Large companies, such as Google, Aetna and General Mills, have been implementing large-scale mindfulness programs over the past few years.

Thousands of employees have gone through their programs with data now showing that there is a definite impact on leadership skills by practicing mindfulness, such as:

• Increase in productivity
• Increase in decision-making
• Increase in listening
• Reduction in stress levels

How Can Companies Begin to Invest in Mindfulness?

At an organizational level, it must be built into the culture and daily work flows of the company.

Leaders need to create the space to allow for mindfulness. People will do what you give them time and incentivize them to do.

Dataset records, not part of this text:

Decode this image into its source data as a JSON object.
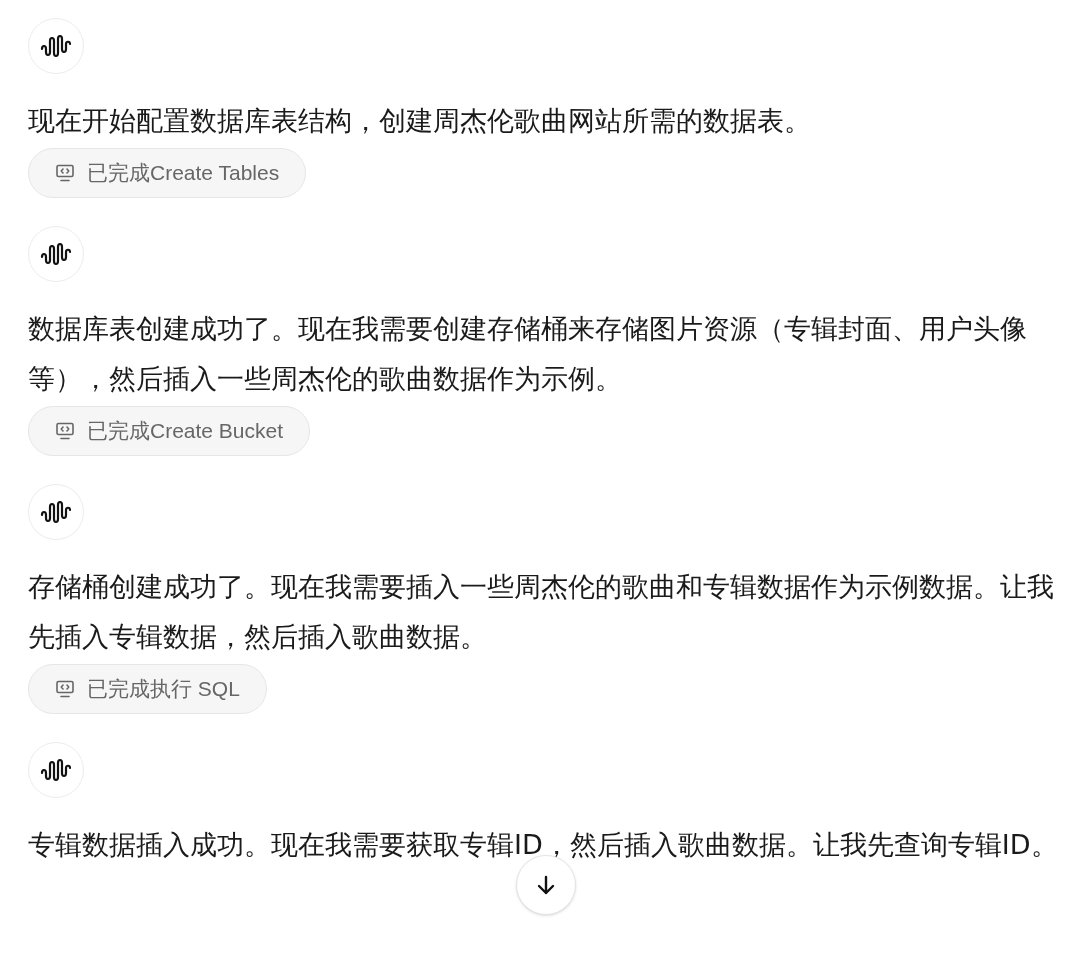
{
  "messages": [
    {
      "kind": "avatar"
    },
    {
      "kind": "text",
      "text": "现在开始配置数据库表结构，创建周杰伦歌曲网站所需的数据表。"
    },
    {
      "kind": "tool",
      "label": "已完成Create Tables"
    },
    {
      "kind": "avatar"
    },
    {
      "kind": "text",
      "text": "数据库表创建成功了。现在我需要创建存储桶来存储图片资源（专辑封面、用户头像等），然后插入一些周杰伦的歌曲数据作为示例。"
    },
    {
      "kind": "tool",
      "label": "已完成Create Bucket"
    },
    {
      "kind": "avatar"
    },
    {
      "kind": "text",
      "text": "存储桶创建成功了。现在我需要插入一些周杰伦的歌曲和专辑数据作为示例数据。让我先插入专辑数据，然后插入歌曲数据。"
    },
    {
      "kind": "tool",
      "label": "已完成执行 SQL"
    },
    {
      "kind": "avatar"
    },
    {
      "kind": "text",
      "text": "专辑数据插入成功。现在我需要获取专辑ID，然后插入歌曲数据。让我先查询专辑ID。"
    }
  ]
}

For example, if your goal in a meeting is to come up with creative solutions to a problem, people will do their best to come up with ideas. But you must put them in a state of mind to do that. If you’re simply brain serving and knocking the ideas out as quickly as they can come up with them and then saying they’re not feasible — this approach constrains creativity. The structure is not enabling what you’re asking for.

Research tells us that folks in a more mindful state are more creative and they can integrate things more holistically from a diversity of experiences. They’re less judgmental and more open to new ideas in a state of mindful attention.

How do you get people there?

Don’t start a meeting immediately. As leaders, we strive for efficiency and we think we are very effective with our time. But meetings have been proven to be less effective when they don’t incorporate a moment of mindfulness.

That doesn’t mean starting meetings late. Instead, make that first 5 minutes of the meeting be the most important part.  As the leader, bring everyone together emotionally and intentionally. It can be as simple as a chance to relax. Ask people to let down their shoulders and talk about why they are there.

Stop Running Away

Most people show up at one meeting running from another, lucky to find the time to use the restroom on the way.

Running from place to place at this speed can sometimes feel like like running away from a predator. You’re in a space of compressed time, you’re uncomfortable, and you’re stressed. All of that gets reflected in the way the day unfolds.

Instead, think about how to break up that automatic process that we have become conditioned to.  Because the process of just surviving meeting after meeting after meeting is not sustainable.

Why do we think it’s not okay to take 5 minutes for a personal moment?  There aren’t any negative implications associated with hitting the pause button. We all need a chance to put our shoulders down.

Give people a moment to talk about what’s going on in their lives. Guards must be let down before people can really connect authentically to being there and being present.

And when you do that, all sort of things increase. Engagement increases. Psychological safety increases. Smiles increase. And your ability to integrate information increases.

Practice is a Priority

As with everything in leadership, it’s all easy in concept and very difficult to do. But as leaders, we must take the time to do it. And make it a priority.

Value it. Because you value your people. And you want to put them in positions where instead of running from things, they run towards them with open arms.

There are famous quotes across world cultures. They’re all a variation of stop and smell the rosesYou never know what you had until you lose itFocus on what matters.

It’s all about focusing on the now. Being present allows you to see what’s in front of you.

Author

Christopher Reina

Christopher Reina

Dr. Christopher Reina is the founder of Leading Without Ego, LLC and an assistant professor in the Department of Management and Entrepreneurship at Virginia Commonwealth University. He coaches leaders and leads trainings on mindful leadership and how to more effectively navigate the intricacies of the modern work context. His work focuses on the intersection of leadership and mindfulness and how organizations and employees can achieve higher levels of engagement, performance, and well-being.